Like battery electric cars, fuel cell cars have zero emissions from their tailpipes. But the missing link is a clean sustainable supply of hydrogen fuel. Presently, hydrogen is mostly refined from natural gas and the process is both energy-intensive and not particularly green. There are a number of carbon-free ways to produce hydrogen that have potential, but unless and until there is a viable and sustainable hydrogen infrastructure, fuel cell cars will remain a promising technology for the future.
The Hydrogen Fuel Cell Secret Behind GM’s Big EV Announcement
Photo, posted July 23, 2009, courtesy of Flickr.
‘GM and Fuel Cells’ from Earth Wise is a production of WAMC Northeast Public Radio.
Rennie Allen says

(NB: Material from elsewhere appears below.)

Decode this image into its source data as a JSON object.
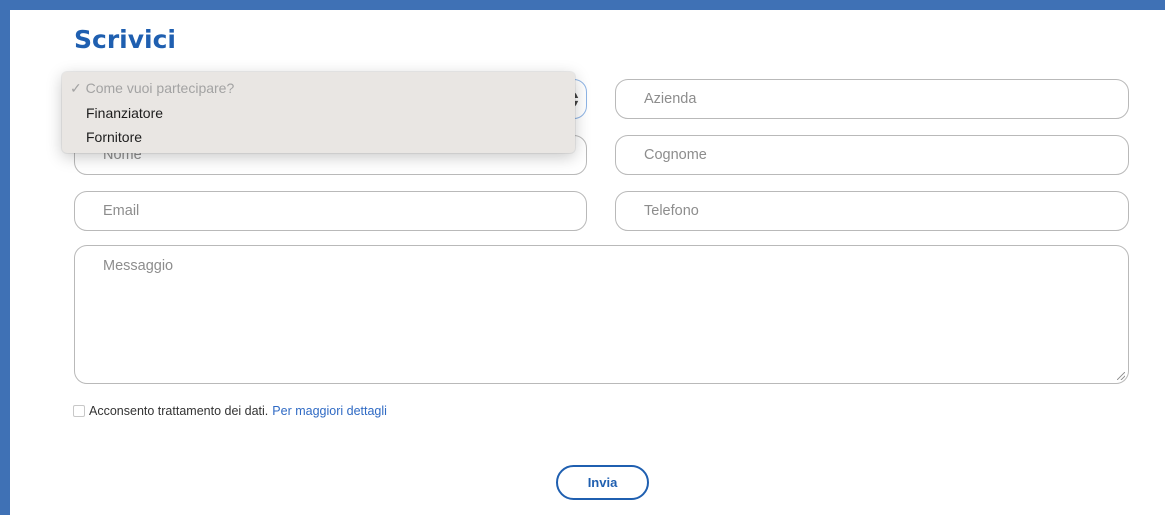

There already is a sustainable supply of Hydrogen. I fill my car at a hydrogen station in Riverside CA, that generates the hydrogen from excess solar production when the grid is solar saturated (in the late morning and early afternoon). You can see me filling my car here: https://plus.google.com/u/0/+RennieAllen-SoftwareEngineer/posts/HtKSMg4jM3a. This is entirely zero carbon hydrogen, so my vehicle is (after accounting for the carbon deficit of the production of the vehicle – which is a steel, not aluminum body) 100% carbon free from well to wheels.